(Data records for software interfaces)
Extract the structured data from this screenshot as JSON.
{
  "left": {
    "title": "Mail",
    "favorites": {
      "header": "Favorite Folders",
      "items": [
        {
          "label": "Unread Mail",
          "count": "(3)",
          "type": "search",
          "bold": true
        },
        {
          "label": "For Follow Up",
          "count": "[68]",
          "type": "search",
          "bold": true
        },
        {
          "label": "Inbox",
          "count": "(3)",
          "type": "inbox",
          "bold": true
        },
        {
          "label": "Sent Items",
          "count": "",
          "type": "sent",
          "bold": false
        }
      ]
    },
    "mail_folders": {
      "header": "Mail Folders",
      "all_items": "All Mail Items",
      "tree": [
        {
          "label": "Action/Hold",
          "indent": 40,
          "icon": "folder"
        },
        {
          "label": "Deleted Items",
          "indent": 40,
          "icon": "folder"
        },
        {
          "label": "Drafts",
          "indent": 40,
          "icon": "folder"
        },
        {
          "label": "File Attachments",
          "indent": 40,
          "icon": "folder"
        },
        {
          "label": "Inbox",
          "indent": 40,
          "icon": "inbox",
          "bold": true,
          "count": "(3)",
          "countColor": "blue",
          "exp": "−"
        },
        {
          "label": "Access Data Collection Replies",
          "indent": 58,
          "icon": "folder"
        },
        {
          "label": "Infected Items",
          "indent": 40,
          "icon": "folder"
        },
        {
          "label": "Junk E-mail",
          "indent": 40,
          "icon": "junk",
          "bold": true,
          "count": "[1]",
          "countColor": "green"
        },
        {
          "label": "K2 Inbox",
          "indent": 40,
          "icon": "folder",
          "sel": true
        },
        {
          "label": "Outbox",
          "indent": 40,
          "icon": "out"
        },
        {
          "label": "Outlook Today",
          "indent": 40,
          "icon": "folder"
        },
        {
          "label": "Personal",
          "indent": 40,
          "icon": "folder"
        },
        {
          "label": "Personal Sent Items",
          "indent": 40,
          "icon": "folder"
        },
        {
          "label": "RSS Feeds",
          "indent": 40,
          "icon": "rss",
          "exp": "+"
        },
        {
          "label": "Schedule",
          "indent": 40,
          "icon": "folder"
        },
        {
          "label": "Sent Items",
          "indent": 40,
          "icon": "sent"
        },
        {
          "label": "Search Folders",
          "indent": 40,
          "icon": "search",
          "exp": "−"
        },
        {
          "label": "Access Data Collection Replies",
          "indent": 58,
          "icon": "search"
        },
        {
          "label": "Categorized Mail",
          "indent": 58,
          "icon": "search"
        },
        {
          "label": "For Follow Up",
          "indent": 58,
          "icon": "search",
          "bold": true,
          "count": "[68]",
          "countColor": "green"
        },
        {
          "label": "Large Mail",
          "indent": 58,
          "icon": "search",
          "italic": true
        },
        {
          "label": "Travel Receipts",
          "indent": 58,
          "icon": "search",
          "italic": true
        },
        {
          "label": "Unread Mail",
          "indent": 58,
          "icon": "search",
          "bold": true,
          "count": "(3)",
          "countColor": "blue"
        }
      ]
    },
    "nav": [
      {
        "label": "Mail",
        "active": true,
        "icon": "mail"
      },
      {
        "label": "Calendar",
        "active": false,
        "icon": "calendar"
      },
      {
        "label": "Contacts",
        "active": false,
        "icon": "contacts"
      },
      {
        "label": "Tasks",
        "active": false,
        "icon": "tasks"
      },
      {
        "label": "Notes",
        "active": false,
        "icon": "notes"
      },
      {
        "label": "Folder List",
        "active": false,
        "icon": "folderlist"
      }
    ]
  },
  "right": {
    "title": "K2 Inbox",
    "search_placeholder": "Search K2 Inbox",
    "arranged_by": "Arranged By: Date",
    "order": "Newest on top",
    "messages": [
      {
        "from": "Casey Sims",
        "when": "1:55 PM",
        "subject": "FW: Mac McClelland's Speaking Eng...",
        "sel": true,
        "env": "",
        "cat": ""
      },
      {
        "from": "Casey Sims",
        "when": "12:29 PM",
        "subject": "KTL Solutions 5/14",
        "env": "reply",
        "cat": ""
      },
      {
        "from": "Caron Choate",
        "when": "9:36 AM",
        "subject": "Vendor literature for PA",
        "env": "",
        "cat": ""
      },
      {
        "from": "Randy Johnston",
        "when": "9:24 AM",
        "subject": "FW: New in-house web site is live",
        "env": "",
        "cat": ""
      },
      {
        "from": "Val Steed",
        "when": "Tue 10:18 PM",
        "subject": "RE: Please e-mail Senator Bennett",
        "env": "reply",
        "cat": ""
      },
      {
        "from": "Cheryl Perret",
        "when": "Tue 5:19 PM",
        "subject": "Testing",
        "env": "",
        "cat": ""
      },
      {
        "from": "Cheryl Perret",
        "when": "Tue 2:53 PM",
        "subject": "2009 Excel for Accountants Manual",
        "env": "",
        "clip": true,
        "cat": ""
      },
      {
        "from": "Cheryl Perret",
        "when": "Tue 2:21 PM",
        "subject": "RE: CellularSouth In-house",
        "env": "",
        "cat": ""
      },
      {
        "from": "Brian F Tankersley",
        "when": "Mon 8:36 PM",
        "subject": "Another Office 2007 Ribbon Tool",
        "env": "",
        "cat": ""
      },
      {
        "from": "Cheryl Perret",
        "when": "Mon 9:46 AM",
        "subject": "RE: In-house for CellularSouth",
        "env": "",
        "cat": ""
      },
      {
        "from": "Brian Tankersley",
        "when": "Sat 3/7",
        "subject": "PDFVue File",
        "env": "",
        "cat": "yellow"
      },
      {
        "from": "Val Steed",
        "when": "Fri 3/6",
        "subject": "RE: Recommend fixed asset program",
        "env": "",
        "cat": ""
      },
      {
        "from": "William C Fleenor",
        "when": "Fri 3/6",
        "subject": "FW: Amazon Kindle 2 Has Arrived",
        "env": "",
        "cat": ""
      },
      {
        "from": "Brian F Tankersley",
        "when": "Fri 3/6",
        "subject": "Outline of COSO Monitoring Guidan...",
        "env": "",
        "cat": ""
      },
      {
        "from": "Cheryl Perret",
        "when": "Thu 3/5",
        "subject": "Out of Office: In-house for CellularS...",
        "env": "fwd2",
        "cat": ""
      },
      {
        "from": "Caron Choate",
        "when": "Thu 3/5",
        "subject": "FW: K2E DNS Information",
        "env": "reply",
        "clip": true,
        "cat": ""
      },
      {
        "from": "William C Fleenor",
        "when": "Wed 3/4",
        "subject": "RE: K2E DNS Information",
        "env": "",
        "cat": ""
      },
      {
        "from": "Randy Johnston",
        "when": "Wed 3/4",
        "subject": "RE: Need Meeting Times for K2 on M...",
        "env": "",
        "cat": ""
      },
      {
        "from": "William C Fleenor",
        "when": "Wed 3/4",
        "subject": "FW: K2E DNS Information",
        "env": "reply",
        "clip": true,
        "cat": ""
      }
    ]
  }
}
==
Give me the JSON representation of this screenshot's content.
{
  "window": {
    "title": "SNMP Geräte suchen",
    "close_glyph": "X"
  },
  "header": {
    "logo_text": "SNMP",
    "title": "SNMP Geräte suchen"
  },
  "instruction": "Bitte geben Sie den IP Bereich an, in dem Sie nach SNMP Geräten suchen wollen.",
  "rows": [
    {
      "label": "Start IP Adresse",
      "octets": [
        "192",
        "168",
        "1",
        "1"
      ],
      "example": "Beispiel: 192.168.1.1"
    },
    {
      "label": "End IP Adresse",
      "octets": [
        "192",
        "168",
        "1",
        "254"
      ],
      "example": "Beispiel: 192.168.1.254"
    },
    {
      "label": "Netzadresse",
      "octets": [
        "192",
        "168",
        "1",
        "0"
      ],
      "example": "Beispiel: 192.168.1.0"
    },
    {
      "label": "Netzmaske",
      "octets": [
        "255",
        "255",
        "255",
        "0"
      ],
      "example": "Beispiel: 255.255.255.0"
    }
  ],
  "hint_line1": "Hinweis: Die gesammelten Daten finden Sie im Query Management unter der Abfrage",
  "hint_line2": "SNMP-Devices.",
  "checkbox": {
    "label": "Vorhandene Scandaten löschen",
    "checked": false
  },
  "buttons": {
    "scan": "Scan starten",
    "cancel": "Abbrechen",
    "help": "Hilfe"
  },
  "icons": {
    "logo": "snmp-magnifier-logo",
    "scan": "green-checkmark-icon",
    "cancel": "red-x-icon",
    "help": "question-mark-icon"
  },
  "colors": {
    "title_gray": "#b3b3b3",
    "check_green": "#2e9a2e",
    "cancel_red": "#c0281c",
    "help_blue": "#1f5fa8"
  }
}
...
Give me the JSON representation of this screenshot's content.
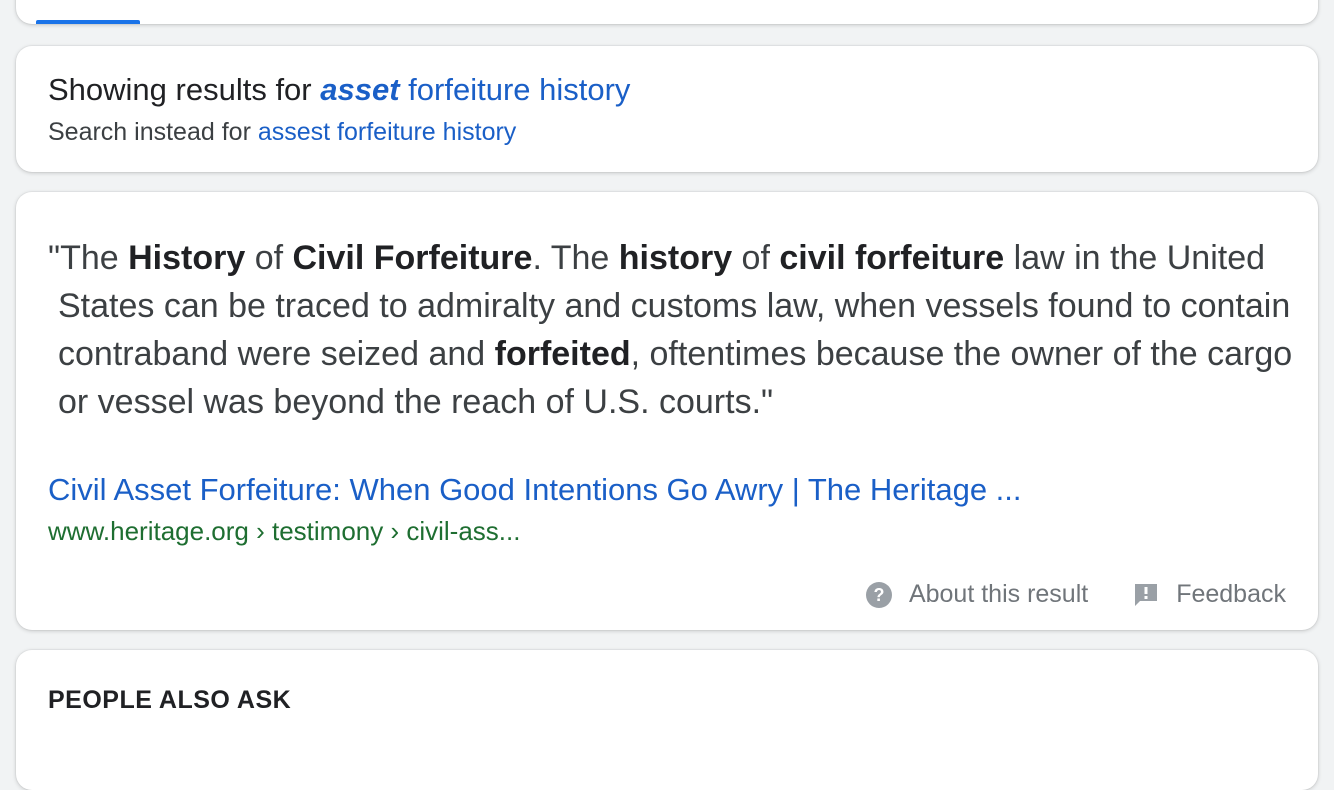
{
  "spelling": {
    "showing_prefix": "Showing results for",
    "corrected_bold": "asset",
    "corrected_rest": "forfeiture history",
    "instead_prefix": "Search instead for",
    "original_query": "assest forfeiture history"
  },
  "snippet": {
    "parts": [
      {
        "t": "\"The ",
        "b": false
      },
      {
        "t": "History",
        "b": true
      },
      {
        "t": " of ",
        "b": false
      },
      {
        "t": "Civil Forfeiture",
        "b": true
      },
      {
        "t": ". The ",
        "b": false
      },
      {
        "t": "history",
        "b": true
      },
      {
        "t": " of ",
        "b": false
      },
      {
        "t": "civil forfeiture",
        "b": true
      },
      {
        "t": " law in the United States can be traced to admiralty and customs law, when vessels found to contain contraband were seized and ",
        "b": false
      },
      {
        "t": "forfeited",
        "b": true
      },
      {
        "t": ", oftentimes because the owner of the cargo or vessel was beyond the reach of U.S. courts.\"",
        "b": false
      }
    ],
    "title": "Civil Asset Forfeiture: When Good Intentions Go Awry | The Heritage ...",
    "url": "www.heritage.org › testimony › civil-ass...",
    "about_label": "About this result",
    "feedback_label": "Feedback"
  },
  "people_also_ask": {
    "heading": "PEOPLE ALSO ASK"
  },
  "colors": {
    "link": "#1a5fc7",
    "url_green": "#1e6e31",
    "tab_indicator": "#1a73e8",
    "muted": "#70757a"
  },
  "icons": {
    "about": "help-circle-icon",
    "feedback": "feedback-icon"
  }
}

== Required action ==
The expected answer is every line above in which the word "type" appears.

== Your response ==
          "type": "search",
          "type": "search",
          "type": "inbox",
          "type": "sent",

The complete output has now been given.